The selection of students returning to campus is ultimately dependent on teachers’ decision to return. Students are given the choice to return to campus in order to receive the support they need, however it is reliant on if their teachers are willing to also return. One student among the small group who has been attending on-campus school in a previous phase to aid struggling students is sophomore Tanya Hernandez who communicated with her teachers about her situation with distance learning at home. Hernandez expressed that it was hard to focus at home, but with someone supervising her and making sure she stays on task, her grades have drastically changed and improved.

“In two of my classes, I wasn’t doing too well and [I was] failing them [while learning at home], but now I am no longer failing them,” Hernandez said. “In one day I was able to raise one of my class grades by 23 percent. I was able to raise another grade by 15 percent, so [being on campus] has changed my grades a lot.”

Even with the safety precautions taken on campus, students like senior Gerardo Gonzalez are still sceptical of going back and aren’t sure what choice to make.

My mom is at high risk [for] COVID, so I know I would want to make sure I don’t catch it even if it wouldn’t affect me that much,” Gonzalez said. “I don’t know if I could go back unless everyone is vaccinated and COVID is gone.”

Gonzalez’s sentiment is shared among other students facing the dilemma of going back to in-person school or not. Even if they are not at high risk themselves, they do not want to potentially bring the virus back home to their families and put them in danger. Nevertheless, students like Gonzalez continue to miss the atmosphere of in-person instructions.

“I actually enjoyed school more than most people would think and a lot of my teachers were the reason for that,” Gonzalez said. “They were really good at making their lectures interesting, fun and educational. Nowadays, I feel even teachers are a bit tired of everything and they’re prioritizing [to] make us not feel overwhelmed, even at the cost of that teacher-student relationship.”
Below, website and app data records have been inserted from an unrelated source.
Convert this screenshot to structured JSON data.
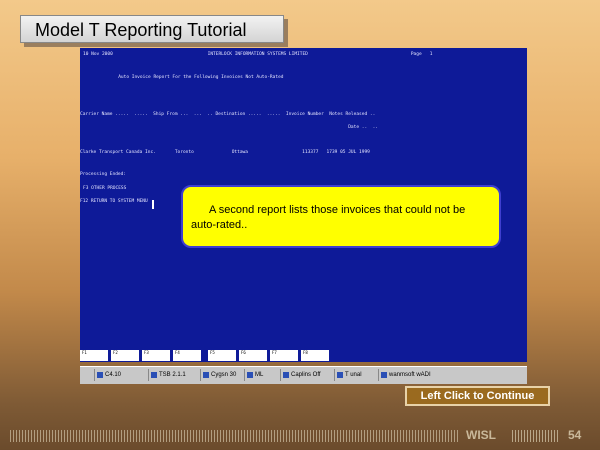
{
  "slide": {
    "title": "Model T Reporting Tutorial",
    "page_number": "54",
    "footer_brand": "WISL"
  },
  "terminal": {
    "lines": [
      "10 Nov 2000                                   INTERLOCK INFORMATION SYSTEMS LIMITED                                      Page   1",
      "             Auto Invoice Report For the Following Invoices Not Auto-Rated",
      "Carrier Name .....  .....  Ship From ...  ...  .. Destination .....  .....  Invoice Number  Notes Released ..",
      "                                                                                                   Date ..  ..",
      "Clarke Transport Canada Inc.       Toronto              Ottawa                    113377   1739 05 JUL 1999",
      "Processing Ended:",
      "F3 OTHER PROCESS",
      "F12 RETURN TO SYSTEM MENU"
    ],
    "fkeys": [
      "F1",
      "F2",
      "F3",
      "F4",
      "F5",
      "F6",
      "F7",
      "F8"
    ]
  },
  "taskbar": {
    "items": [
      "C4.10",
      "TSB 2.1.1",
      "Cygsn 30",
      "ML",
      "Caplins Off",
      "T unal",
      "wanmsoft wADI"
    ]
  },
  "callout": {
    "text": "A second report lists those invoices that could not be auto-rated.."
  },
  "continue_button": {
    "label": "Left Click to Continue"
  },
  "colors": {
    "terminal_bg": "#0e1a98",
    "callout_bg": "#ffff00",
    "callout_border": "#3f3fd0",
    "button_bg": "#9a6a1f"
  }
}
Hernandez’ academic experience has benefited greatly from going onto campus. For her, the change in atmosphere has fostered a new found success in online school which she believes could help other struggling students as well.

“There are no teachers to tell you to stay on task [at home] and this caused me to not do well in class. Being here on campus is something I recommend since it has made a drastic improvement and I am proud of the grades I have now,” Hernandez said.

Remaining students and teachers who are not part of the 10 percent reopening plan will continue to attend distance learning until the next phasethe 20 percent reopening plan is confirmed.

“I want to make sure that our Bonita Vista High School families and community know that the safety and security of our students and staff is our priority,” Wise said. “It has been a priority before the pandemic, it’s the priority during the pandemic, and it will remain a priority after the pandemic.” 

This piece was updated on March 11, 2021.